It’s a great class to help you identify the symptoms of codependency, as well as how to break yourself out of this toxic dynamic.

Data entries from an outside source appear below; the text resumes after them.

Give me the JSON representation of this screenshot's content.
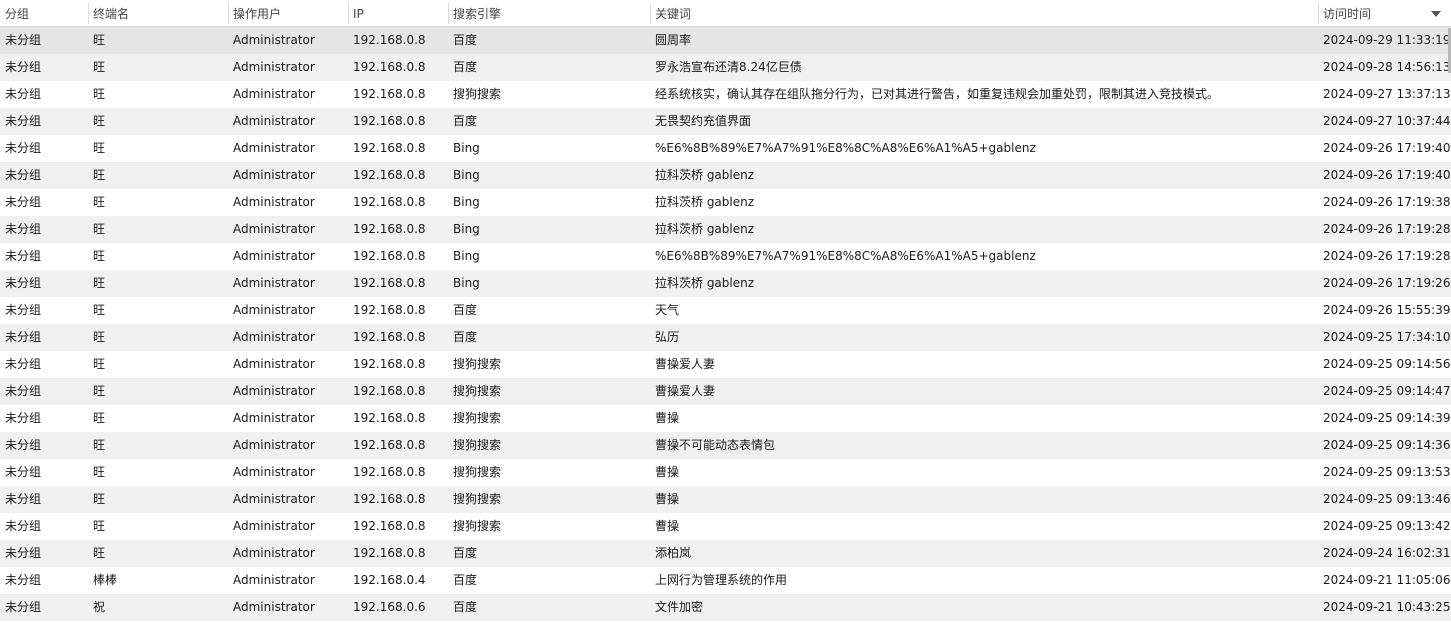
{
  "columns": [
    {
      "label": "分组"
    },
    {
      "label": "终端名"
    },
    {
      "label": "操作用户"
    },
    {
      "label": "IP"
    },
    {
      "label": "搜索引擎"
    },
    {
      "label": "关键词"
    },
    {
      "label": "访问时间"
    }
  ],
  "rows": [
    [
      "未分组",
      "旺",
      "Administrator",
      "192.168.0.8",
      "百度",
      "圆周率",
      "2024-09-29 11:33:19"
    ],
    [
      "未分组",
      "旺",
      "Administrator",
      "192.168.0.8",
      "百度",
      "罗永浩宣布还清8.24亿巨债",
      "2024-09-28 14:56:13"
    ],
    [
      "未分组",
      "旺",
      "Administrator",
      "192.168.0.8",
      "搜狗搜索",
      "经系统核实，确认其存在组队拖分行为，已对其进行警告，如重复违规会加重处罚，限制其进入竞技模式。",
      "2024-09-27 13:37:13"
    ],
    [
      "未分组",
      "旺",
      "Administrator",
      "192.168.0.8",
      "百度",
      "无畏契约充值界面",
      "2024-09-27 10:37:44"
    ],
    [
      "未分组",
      "旺",
      "Administrator",
      "192.168.0.8",
      "Bing",
      "%E6%8B%89%E7%A7%91%E8%8C%A8%E6%A1%A5+gablenz",
      "2024-09-26 17:19:40"
    ],
    [
      "未分组",
      "旺",
      "Administrator",
      "192.168.0.8",
      "Bing",
      "拉科茨桥 gablenz",
      "2024-09-26 17:19:40"
    ],
    [
      "未分组",
      "旺",
      "Administrator",
      "192.168.0.8",
      "Bing",
      "拉科茨桥 gablenz",
      "2024-09-26 17:19:38"
    ],
    [
      "未分组",
      "旺",
      "Administrator",
      "192.168.0.8",
      "Bing",
      "拉科茨桥 gablenz",
      "2024-09-26 17:19:28"
    ],
    [
      "未分组",
      "旺",
      "Administrator",
      "192.168.0.8",
      "Bing",
      "%E6%8B%89%E7%A7%91%E8%8C%A8%E6%A1%A5+gablenz",
      "2024-09-26 17:19:28"
    ],
    [
      "未分组",
      "旺",
      "Administrator",
      "192.168.0.8",
      "Bing",
      "拉科茨桥 gablenz",
      "2024-09-26 17:19:26"
    ],
    [
      "未分组",
      "旺",
      "Administrator",
      "192.168.0.8",
      "百度",
      "天气",
      "2024-09-26 15:55:39"
    ],
    [
      "未分组",
      "旺",
      "Administrator",
      "192.168.0.8",
      "百度",
      "弘历",
      "2024-09-25 17:34:10"
    ],
    [
      "未分组",
      "旺",
      "Administrator",
      "192.168.0.8",
      "搜狗搜索",
      "曹操爱人妻",
      "2024-09-25 09:14:56"
    ],
    [
      "未分组",
      "旺",
      "Administrator",
      "192.168.0.8",
      "搜狗搜索",
      "曹操爱人妻",
      "2024-09-25 09:14:47"
    ],
    [
      "未分组",
      "旺",
      "Administrator",
      "192.168.0.8",
      "搜狗搜索",
      "曹操",
      "2024-09-25 09:14:39"
    ],
    [
      "未分组",
      "旺",
      "Administrator",
      "192.168.0.8",
      "搜狗搜索",
      "曹操不可能动态表情包",
      "2024-09-25 09:14:36"
    ],
    [
      "未分组",
      "旺",
      "Administrator",
      "192.168.0.8",
      "搜狗搜索",
      "曹操",
      "2024-09-25 09:13:53"
    ],
    [
      "未分组",
      "旺",
      "Administrator",
      "192.168.0.8",
      "搜狗搜索",
      "曹操",
      "2024-09-25 09:13:46"
    ],
    [
      "未分组",
      "旺",
      "Administrator",
      "192.168.0.8",
      "搜狗搜索",
      "曹操",
      "2024-09-25 09:13:42"
    ],
    [
      "未分组",
      "旺",
      "Administrator",
      "192.168.0.8",
      "百度",
      "添柏岚",
      "2024-09-24 16:02:31"
    ],
    [
      "未分组",
      "棒棒",
      "Administrator",
      "192.168.0.4",
      "百度",
      "上网行为管理系统的作用",
      "2024-09-21 11:05:06"
    ],
    [
      "未分组",
      "祝",
      "Administrator",
      "192.168.0.6",
      "百度",
      "文件加密",
      "2024-09-21 10:43:25"
    ]
  ],
  "selected_row": 0,
  "sort": {
    "column": 6,
    "direction": "descending",
    "icon": "sort-descending-icon"
  }
}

It’s not too late to salvage your relationship. If you’re serious about developing meaningful and long-lasting relationships, this masterclass is the right tool for you.